Flogberget mine. Open-cast mine drained by underground tunnel.
Self-guided tour. Well signposted.
café and shop phone +46 (0)240-284 44.
Tourist office +46 (0)771-626262.
Flogberget, which was opened back in the 17th century and comprises some 15 mine holes, is one of the most fascinating mining areas in the country. The mines are located on the top of a hill and are mostly drained by an underground tunnel. This is an ingenious method, as mining can be carried out without the need for drainage pumps.
Three contrasting mining methods can be studied here. The oldest method was to pile wood against the rock and set it alight. This made the rock brittle, enabling it to be broken free by means of crowbars and sledge hammers. In the 18th century, gun powder was introduced to break up the rock, followed by dynamite in the 1870s.
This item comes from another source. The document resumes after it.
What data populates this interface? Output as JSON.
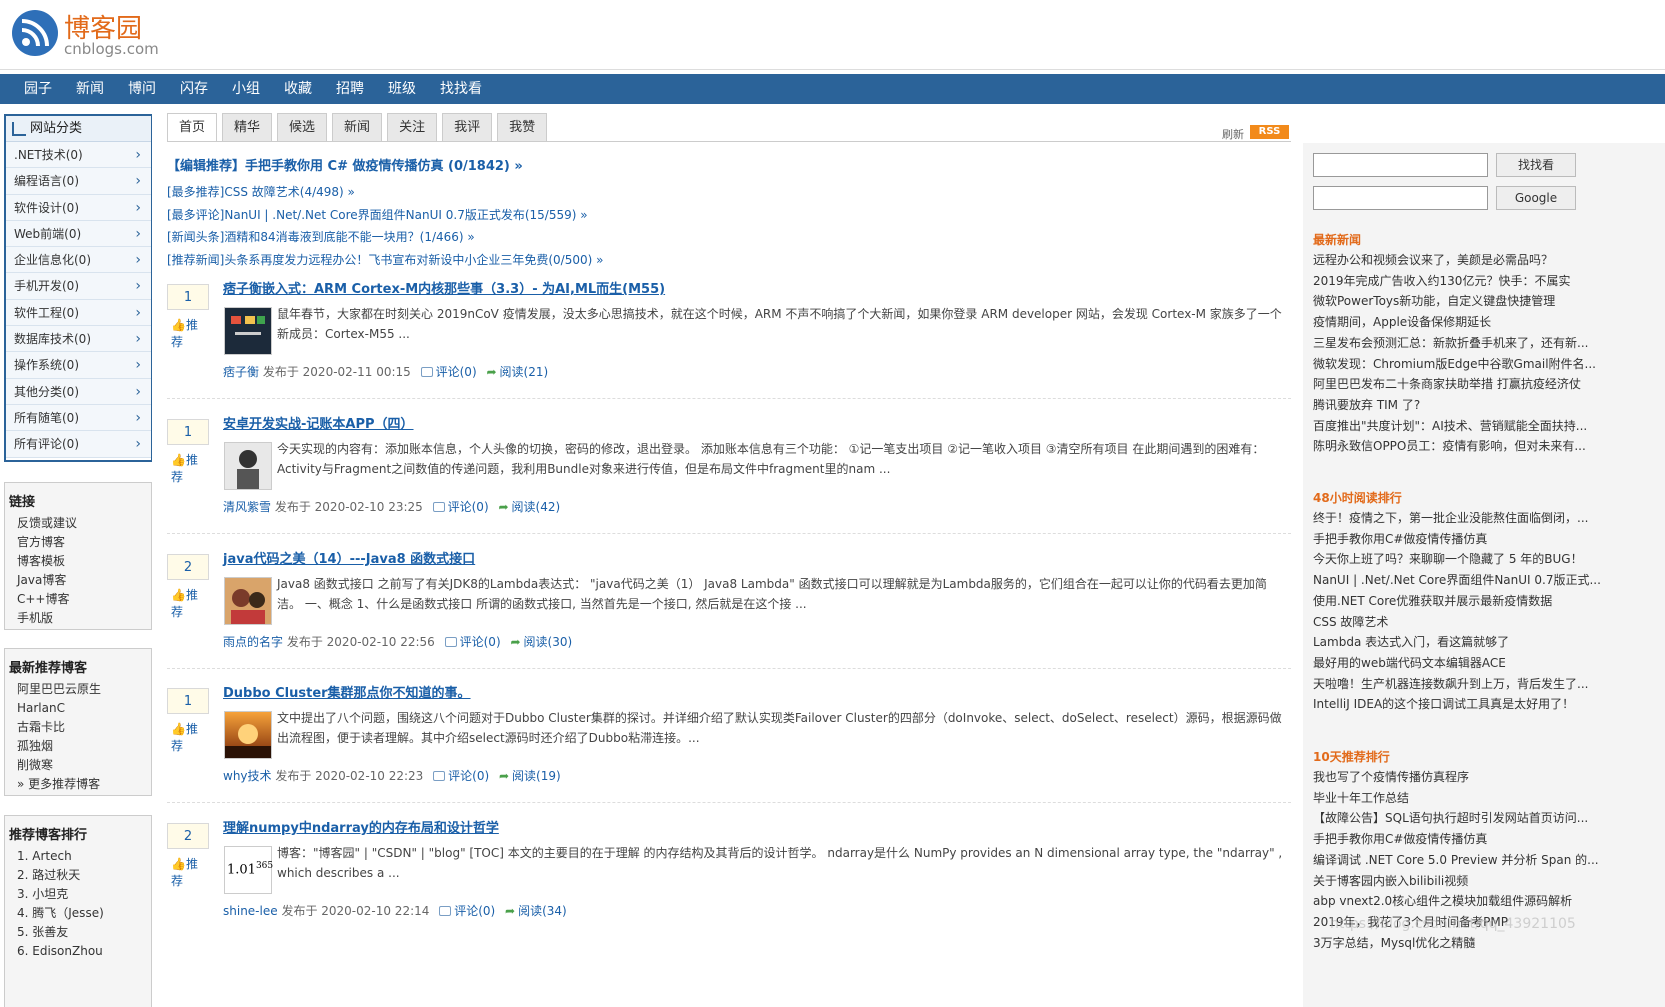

The beginning of the 20th century saw the introduction of electric power, and mining work took on a larger scale. A crusher and an ore-dressing plant were installed. These machines crushed and separated the coarse ore into fine-grained dressed ore which was mixed with water. A brick press compressed the wet ore into small pieces, which were then turned into briquettes in a furnace that was over 50 metres in length. The briquettes were conveyed by cable-way to Hagge station and thence by rail to the blast furnace.
The method was invented by Gustav Gröndahl and only the ruins now remain on the slope down to lake Leran. The mine was closed down in 1918 because of the depressed economic climate that prevailed at the end of the First World War.
An exciting exploration trail leads from the old, flooded Stora Flogbergsgruvan mine opening down to the dry open-cast mines, that are linked together by “galleries” or tunnels. You can even visit underground mines.
Alternatively, you can follow Flogbergsspelet, a dramatized tour by artistes in period costume, which takes place in the summer. The programmes for children at Flogberget are extremely popular.
During the 1990s, a miners’ hut was erected adjacent to the mine hole. It is primarily used for meetings by a local heritage association.
According to Swedish folklore, the word, floga, refers to “sea fire” (phosphorescence) that comes from the mouth of a flying dragon. Many people believed that wherever this is seen, a rich seam of ore is to be found.